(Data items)
====
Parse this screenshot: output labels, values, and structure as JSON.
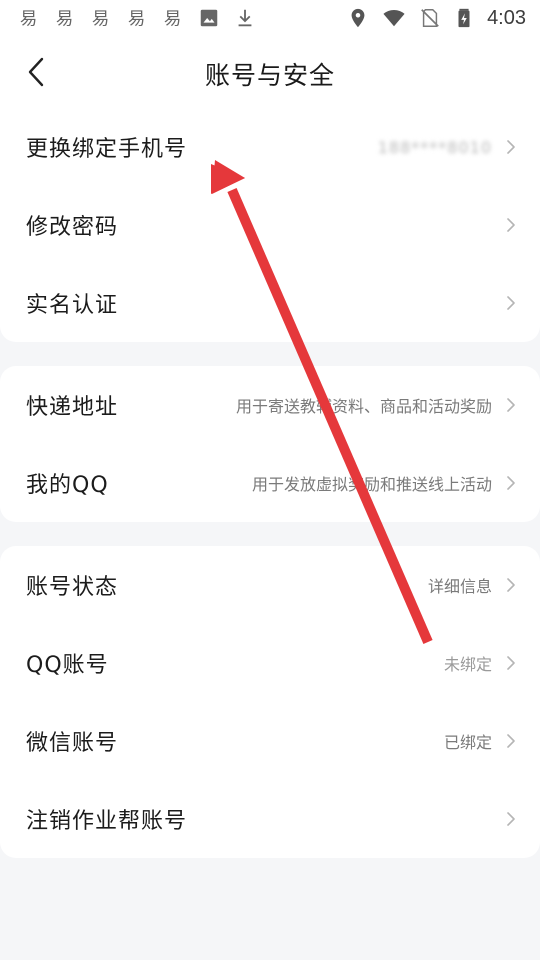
{
  "status_bar": {
    "time": "4:03",
    "left_icons": [
      "app-icon",
      "app-icon",
      "app-icon",
      "app-icon",
      "app-icon",
      "image-icon",
      "download-icon"
    ],
    "right_icons": [
      "location-icon",
      "wifi-icon",
      "no-sim-icon",
      "battery-charging-icon"
    ]
  },
  "header": {
    "title": "账号与安全",
    "back_icon": "chevron-left-icon"
  },
  "groups": [
    {
      "items": [
        {
          "label": "更换绑定手机号",
          "value": "188****8010"
        },
        {
          "label": "修改密码",
          "value": ""
        },
        {
          "label": "实名认证",
          "value": ""
        }
      ]
    },
    {
      "items": [
        {
          "label": "快递地址",
          "value": "用于寄送教辅资料、商品和活动奖励"
        },
        {
          "label": "我的QQ",
          "value": "用于发放虚拟奖励和推送线上活动"
        }
      ]
    },
    {
      "items": [
        {
          "label": "账号状态",
          "value": "详细信息"
        },
        {
          "label": "QQ账号",
          "value": "未绑定"
        },
        {
          "label": "微信账号",
          "value": "已绑定"
        },
        {
          "label": "注销作业帮账号",
          "value": ""
        }
      ]
    }
  ],
  "colors": {
    "background": "#f5f6f8",
    "card": "#ffffff",
    "annotation_arrow": "#e5383b"
  }
}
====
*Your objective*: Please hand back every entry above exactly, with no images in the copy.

*Solution*:
Parse this screenshot: output labels, values, and structure as JSON.
{
  "status_bar": {
    "time": "4:03",
    "left_icons": [
      "app-icon",
      "app-icon",
      "app-icon",
      "app-icon",
      "app-icon",
      "image-icon",
      "download-icon"
    ],
    "right_icons": [
      "location-icon",
      "wifi-icon",
      "no-sim-icon",
      "battery-charging-icon"
    ]
  },
  "header": {
    "title": "账号与安全",
    "back_icon": "chevron-left-icon"
  },
  "groups": [
    {
      "items": [
        {
          "label": "更换绑定手机号",
          "value": "188****8010"
        },
        {
          "label": "修改密码",
          "value": ""
        },
        {
          "label": "实名认证",
          "value": ""
        }
      ]
    },
    {
      "items": [
        {
          "label": "快递地址",
          "value": "用于寄送教辅资料、商品和活动奖励"
        },
        {
          "label": "我的QQ",
          "value": "用于发放虚拟奖励和推送线上活动"
        }
      ]
    },
    {
      "items": [
        {
          "label": "账号状态",
          "value": "详细信息"
        },
        {
          "label": "QQ账号",
          "value": "未绑定"
        },
        {
          "label": "微信账号",
          "value": "已绑定"
        },
        {
          "label": "注销作业帮账号",
          "value": ""
        }
      ]
    }
  ],
  "colors": {
    "background": "#f5f6f8",
    "card": "#ffffff",
    "annotation_arrow": "#e5383b"
  }
}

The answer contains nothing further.